Everyone talks about “heirloom tomatoes” – what exactly does that mean?
Heirloom tomatoes are tomatoes grown from “heirloom seeds,” meaning the seeds are saved and passed down season after season. Heirloom tomatoes are never genetically modified and they are open-pollinated. Heirlooms typically have very distinct and intense flavors. They are also sometimes “ugly” (or gorgeously asymmetrical and in a variety of colors) since they have not been hybridized to be perfectly round and smooth and red. Heirlooms come in a variety of sizes, shapes, colors, and flavors. They are totally amazing and I spend my summer eating as many as I can!
My tomatoes always get soft and moldy so fast – am I storing them incorrectly?
Tomatoes are a very temperamental fruit!
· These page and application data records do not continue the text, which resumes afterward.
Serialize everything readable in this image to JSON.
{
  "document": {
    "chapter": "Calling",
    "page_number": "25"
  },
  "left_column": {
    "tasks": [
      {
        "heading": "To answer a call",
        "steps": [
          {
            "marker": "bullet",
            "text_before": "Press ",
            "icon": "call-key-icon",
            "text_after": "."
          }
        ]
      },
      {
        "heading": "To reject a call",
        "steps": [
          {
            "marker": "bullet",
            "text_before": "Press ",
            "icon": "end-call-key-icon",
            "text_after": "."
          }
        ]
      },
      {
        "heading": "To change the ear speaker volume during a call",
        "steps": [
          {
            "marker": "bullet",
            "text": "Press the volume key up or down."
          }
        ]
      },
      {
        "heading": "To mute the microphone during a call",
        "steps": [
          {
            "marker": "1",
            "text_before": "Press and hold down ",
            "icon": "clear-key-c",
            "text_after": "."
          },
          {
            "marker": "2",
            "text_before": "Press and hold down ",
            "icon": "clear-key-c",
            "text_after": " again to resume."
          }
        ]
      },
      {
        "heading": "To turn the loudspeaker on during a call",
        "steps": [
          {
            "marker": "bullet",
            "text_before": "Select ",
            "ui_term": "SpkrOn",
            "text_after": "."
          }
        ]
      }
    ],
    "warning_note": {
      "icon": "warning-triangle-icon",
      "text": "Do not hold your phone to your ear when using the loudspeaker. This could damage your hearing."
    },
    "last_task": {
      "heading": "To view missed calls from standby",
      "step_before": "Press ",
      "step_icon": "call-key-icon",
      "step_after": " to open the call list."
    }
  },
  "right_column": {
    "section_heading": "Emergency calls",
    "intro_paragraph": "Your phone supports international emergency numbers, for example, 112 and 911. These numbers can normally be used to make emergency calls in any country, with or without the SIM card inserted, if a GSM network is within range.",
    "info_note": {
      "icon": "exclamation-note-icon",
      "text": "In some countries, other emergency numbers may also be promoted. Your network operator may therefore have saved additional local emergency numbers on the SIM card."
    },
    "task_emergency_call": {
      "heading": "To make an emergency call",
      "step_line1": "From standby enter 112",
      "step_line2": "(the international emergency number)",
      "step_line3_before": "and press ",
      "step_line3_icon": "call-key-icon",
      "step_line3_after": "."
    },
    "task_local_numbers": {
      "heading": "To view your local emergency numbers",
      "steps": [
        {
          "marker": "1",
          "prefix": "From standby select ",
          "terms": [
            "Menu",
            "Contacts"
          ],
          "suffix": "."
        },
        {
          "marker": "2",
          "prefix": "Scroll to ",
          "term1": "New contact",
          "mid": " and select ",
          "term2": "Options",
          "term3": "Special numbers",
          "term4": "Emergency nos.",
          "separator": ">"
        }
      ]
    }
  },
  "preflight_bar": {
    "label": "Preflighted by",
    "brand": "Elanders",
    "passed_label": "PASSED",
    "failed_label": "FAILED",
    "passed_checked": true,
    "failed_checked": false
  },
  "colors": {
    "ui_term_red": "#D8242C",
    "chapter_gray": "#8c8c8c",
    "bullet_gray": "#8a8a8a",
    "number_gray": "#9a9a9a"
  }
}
Store them stem end down in a shady area of your kitchen. They are also very fruit fly prone, so cover them with a small piece of cheesecloth to prevent flies from landing on them.
Whenever I make a tomato salad it gets all soggy. How do I keep them nice and firm?
Tomatoes are mostly water and the minute you cut them they will start to break down. I have two tricks I use to keep them as firm as possible:
- Cut them last, right before you eat them. If you’re preparing a big dinner wait until right before you serve to chop your tomatoes.
- Oil before salt! Salt draws moisture out of whatever it is sprinkled on. Oil and water don’t mix, so coat your tomatoes with olive oil first, and then sprinkle salt. This will keep the salt from dissolving and reduce the amount of water that gets drawn out.